To do – Report how many lines in the entries below have the word "memory" in them, and give no other words.

Excerpted data –
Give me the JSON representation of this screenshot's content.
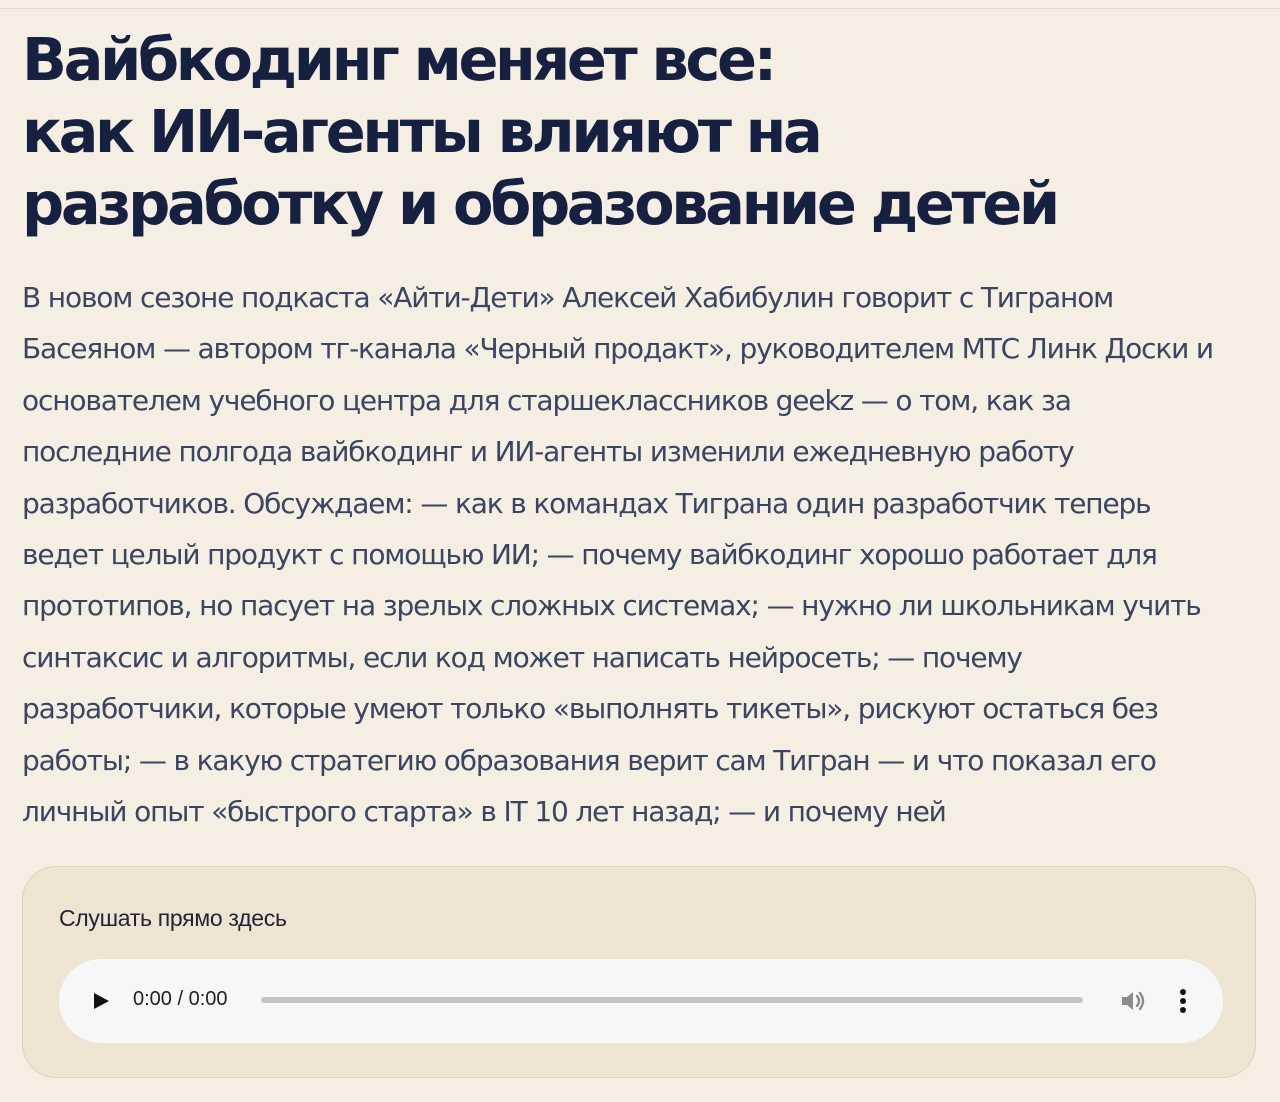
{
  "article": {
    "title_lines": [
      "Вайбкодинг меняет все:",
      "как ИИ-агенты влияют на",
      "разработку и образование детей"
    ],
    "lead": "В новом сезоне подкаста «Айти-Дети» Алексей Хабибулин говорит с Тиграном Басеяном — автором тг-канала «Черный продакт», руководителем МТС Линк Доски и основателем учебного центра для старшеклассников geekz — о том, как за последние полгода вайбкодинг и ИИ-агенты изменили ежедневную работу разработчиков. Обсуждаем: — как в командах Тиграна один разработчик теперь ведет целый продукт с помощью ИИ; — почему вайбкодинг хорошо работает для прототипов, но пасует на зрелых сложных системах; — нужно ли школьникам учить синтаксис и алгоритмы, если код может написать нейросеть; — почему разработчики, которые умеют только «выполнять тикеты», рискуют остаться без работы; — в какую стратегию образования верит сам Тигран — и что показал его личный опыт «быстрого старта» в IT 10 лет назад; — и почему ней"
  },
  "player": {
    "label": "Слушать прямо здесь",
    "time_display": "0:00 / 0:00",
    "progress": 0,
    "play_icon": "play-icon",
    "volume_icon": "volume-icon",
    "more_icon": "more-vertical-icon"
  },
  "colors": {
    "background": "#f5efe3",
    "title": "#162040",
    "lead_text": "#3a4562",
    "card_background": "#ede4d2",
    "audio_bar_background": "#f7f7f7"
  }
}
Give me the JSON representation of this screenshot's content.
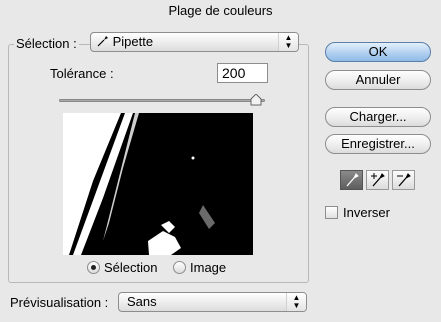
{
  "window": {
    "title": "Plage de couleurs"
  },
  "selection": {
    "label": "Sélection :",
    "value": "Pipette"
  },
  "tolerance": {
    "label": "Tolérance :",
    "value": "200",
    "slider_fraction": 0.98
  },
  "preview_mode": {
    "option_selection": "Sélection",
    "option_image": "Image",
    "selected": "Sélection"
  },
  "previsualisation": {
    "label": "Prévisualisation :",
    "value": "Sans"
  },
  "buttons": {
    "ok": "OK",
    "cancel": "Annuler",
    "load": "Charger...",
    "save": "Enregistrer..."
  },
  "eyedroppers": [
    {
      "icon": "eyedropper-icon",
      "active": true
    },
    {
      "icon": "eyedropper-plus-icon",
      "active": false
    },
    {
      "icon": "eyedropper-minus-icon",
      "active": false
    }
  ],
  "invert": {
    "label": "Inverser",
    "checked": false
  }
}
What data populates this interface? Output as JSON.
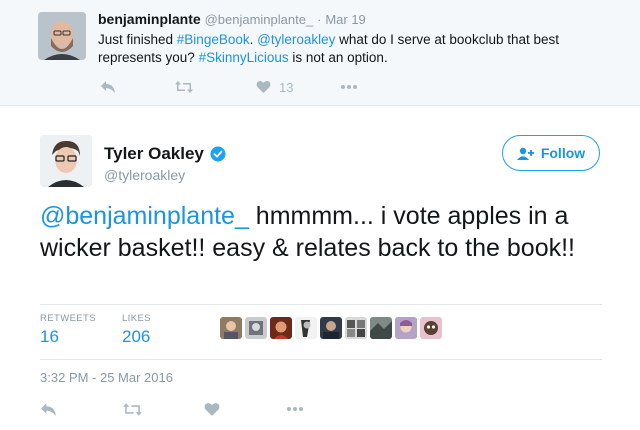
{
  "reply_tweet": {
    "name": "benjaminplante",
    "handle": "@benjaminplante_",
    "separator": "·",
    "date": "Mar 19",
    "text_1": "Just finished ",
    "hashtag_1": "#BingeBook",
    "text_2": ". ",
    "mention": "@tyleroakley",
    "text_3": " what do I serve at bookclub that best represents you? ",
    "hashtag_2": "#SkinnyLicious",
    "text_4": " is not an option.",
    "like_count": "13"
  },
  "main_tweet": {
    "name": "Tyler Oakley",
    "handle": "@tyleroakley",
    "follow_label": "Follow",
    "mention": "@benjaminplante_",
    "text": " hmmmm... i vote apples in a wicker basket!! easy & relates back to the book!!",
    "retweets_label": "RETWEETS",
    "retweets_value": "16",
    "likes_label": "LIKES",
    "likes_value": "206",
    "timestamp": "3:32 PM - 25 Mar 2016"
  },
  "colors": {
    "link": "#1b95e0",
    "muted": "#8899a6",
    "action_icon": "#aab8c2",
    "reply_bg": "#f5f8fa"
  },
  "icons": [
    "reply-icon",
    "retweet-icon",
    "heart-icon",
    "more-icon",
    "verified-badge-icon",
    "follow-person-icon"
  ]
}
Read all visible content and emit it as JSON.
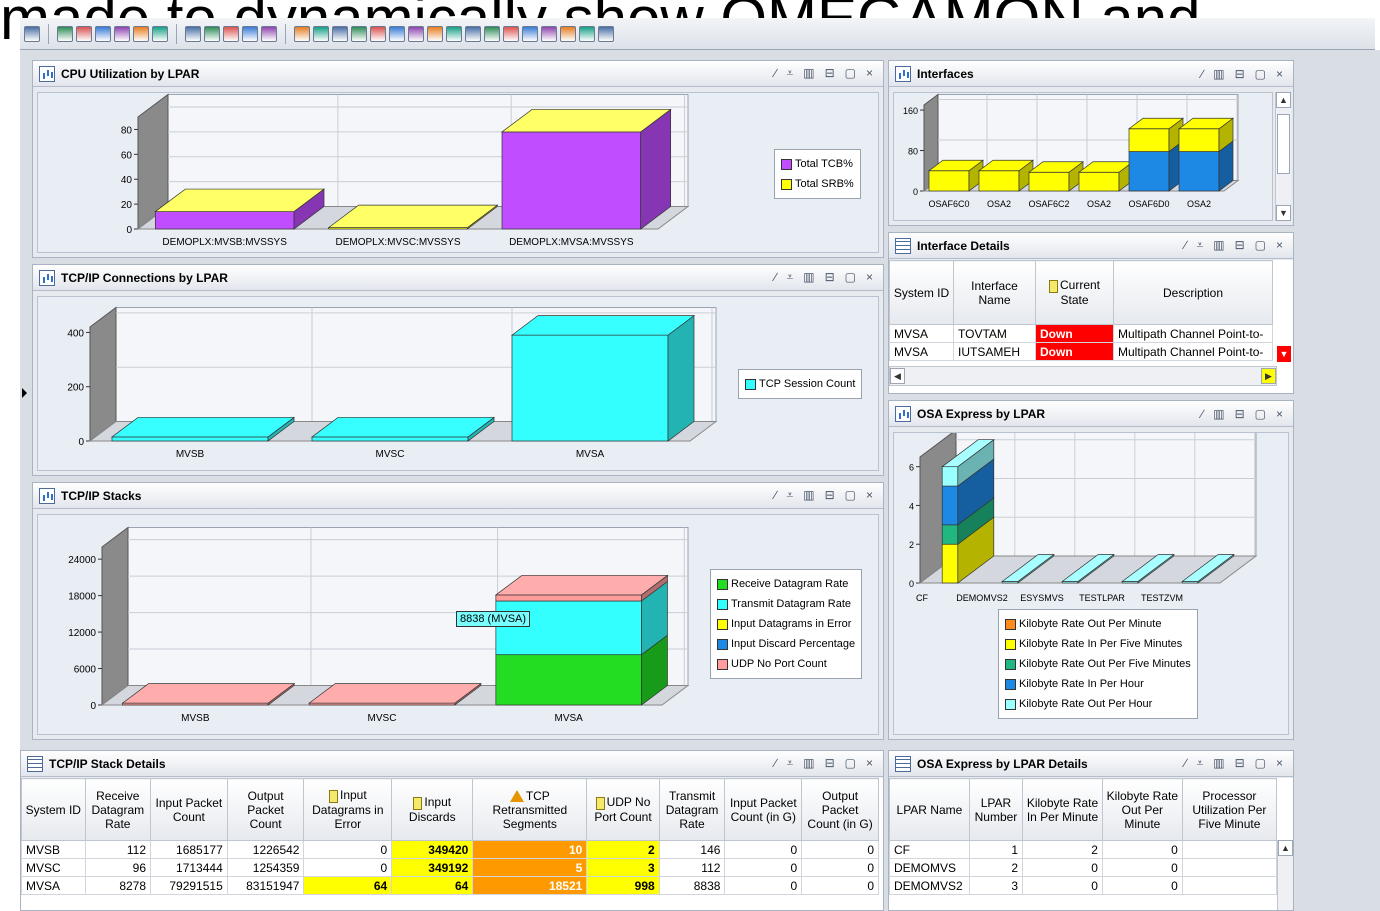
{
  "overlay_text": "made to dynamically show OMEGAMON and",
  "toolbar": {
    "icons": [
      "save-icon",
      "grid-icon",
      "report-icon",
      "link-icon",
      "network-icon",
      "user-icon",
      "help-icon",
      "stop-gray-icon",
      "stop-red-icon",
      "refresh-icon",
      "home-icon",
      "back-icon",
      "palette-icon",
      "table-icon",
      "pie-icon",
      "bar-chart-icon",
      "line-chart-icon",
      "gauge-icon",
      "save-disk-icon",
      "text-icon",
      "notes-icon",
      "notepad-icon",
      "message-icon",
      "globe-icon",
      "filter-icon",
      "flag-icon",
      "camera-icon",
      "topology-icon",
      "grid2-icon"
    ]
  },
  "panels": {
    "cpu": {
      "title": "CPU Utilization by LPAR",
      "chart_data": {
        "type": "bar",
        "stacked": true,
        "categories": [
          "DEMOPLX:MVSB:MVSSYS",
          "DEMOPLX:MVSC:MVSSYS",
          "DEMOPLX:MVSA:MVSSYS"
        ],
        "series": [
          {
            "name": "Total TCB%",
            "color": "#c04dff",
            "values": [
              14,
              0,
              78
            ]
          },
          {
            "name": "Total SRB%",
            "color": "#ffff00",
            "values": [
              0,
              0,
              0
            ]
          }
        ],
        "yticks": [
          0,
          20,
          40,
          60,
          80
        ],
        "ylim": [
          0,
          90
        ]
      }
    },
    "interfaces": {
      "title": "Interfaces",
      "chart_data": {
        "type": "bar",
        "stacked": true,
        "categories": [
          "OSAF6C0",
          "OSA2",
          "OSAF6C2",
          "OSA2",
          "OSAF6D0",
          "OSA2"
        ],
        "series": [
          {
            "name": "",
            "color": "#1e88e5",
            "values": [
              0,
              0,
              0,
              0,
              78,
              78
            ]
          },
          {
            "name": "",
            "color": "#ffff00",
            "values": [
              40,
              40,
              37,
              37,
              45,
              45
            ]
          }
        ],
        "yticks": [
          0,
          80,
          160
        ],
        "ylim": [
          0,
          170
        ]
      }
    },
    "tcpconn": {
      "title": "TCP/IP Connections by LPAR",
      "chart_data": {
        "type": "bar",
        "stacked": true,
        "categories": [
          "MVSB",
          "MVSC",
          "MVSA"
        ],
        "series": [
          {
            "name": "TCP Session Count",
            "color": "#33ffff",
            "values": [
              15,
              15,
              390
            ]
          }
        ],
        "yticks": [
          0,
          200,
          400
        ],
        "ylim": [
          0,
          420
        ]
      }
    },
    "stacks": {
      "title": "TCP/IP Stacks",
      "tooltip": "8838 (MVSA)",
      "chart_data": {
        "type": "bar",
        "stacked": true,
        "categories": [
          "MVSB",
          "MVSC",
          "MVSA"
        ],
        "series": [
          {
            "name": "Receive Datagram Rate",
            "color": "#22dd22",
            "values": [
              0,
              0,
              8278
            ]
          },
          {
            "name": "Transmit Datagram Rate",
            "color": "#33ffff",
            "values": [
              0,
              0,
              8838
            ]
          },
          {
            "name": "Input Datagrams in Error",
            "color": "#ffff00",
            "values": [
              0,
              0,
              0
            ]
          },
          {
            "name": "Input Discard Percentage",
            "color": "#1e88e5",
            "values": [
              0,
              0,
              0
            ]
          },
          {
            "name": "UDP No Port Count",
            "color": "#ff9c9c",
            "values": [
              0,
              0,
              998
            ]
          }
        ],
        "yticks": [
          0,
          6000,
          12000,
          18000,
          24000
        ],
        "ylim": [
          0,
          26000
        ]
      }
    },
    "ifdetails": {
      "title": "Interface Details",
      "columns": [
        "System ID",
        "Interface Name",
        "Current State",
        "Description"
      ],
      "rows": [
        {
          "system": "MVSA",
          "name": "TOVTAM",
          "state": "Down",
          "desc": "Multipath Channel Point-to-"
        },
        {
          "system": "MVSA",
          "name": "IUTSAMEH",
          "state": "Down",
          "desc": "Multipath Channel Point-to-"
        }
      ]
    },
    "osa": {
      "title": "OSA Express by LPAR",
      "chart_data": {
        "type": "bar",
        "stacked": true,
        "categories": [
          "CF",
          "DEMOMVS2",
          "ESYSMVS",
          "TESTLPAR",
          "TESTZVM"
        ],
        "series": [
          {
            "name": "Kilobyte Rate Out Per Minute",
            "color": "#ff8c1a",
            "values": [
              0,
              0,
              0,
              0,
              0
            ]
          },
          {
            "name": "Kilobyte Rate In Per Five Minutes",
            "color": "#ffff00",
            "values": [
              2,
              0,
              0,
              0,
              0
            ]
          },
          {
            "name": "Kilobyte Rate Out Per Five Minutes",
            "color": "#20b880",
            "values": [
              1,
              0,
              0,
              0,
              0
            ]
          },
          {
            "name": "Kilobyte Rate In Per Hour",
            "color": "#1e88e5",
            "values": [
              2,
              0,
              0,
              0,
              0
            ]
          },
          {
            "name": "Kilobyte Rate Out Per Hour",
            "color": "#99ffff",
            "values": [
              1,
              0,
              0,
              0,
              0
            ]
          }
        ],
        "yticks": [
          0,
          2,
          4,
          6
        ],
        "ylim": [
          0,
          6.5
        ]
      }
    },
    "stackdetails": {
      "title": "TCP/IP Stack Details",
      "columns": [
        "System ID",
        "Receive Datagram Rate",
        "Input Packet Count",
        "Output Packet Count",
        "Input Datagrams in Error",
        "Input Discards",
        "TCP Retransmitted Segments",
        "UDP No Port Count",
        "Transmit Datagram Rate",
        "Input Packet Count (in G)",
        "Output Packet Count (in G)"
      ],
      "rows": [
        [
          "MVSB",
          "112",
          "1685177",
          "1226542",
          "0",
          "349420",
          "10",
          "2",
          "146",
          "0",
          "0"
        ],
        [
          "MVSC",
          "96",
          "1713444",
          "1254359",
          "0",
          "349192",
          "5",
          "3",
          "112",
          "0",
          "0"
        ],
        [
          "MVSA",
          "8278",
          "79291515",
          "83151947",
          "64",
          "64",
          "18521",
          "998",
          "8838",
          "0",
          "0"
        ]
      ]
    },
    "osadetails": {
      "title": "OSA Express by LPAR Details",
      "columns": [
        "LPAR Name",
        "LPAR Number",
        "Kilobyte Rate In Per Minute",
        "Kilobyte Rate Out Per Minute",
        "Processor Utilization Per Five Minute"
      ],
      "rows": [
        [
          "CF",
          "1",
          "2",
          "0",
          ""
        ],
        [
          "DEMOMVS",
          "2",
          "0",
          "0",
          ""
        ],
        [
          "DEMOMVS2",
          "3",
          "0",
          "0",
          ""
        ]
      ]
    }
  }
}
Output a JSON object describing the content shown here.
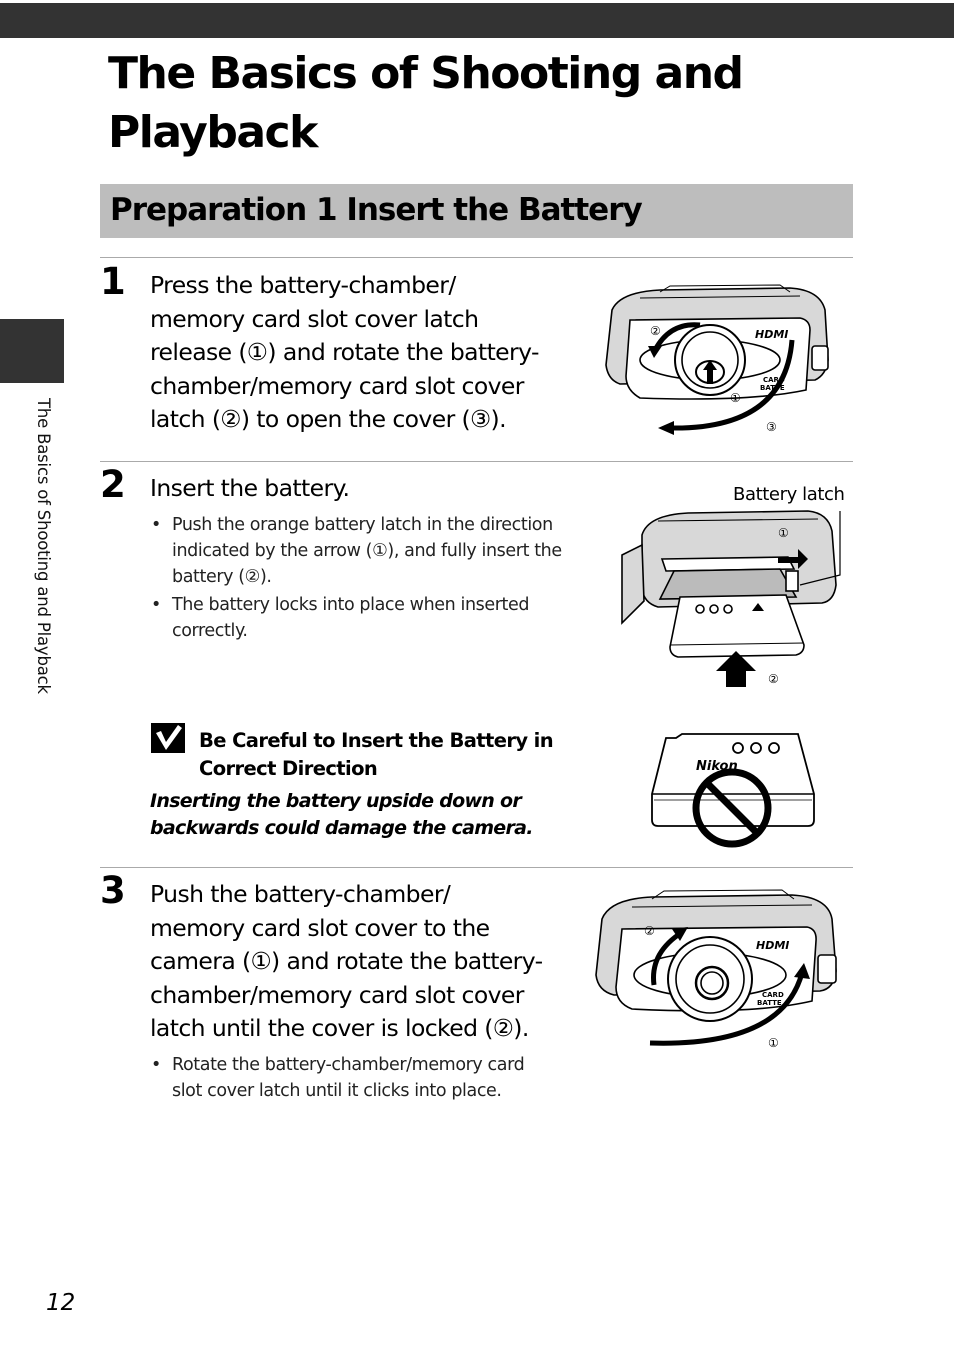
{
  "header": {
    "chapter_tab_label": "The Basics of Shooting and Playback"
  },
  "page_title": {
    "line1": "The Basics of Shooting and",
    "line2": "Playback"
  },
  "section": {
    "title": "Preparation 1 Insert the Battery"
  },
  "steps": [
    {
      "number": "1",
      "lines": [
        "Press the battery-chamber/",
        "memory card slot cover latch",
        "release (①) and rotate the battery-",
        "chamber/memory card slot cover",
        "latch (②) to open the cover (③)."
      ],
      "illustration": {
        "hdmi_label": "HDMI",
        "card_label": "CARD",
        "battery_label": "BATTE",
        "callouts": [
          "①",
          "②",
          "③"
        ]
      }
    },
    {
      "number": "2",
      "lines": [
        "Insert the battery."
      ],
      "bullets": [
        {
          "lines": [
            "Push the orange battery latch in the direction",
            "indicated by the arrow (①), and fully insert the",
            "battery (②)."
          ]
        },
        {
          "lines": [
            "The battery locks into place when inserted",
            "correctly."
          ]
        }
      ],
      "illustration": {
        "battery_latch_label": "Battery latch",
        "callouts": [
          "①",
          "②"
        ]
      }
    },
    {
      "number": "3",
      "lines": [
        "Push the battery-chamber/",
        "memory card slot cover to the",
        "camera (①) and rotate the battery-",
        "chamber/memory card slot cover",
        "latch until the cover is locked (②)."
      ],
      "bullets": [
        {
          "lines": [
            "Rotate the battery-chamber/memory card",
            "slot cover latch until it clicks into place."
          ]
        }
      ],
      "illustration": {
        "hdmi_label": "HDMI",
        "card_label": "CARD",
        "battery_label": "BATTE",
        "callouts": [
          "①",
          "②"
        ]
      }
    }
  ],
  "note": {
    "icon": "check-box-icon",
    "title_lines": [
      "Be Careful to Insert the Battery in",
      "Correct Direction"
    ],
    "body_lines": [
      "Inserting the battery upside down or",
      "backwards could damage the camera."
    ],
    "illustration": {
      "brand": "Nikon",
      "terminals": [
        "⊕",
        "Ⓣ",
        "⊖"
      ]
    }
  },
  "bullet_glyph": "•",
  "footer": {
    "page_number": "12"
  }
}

Answer to the problem – 5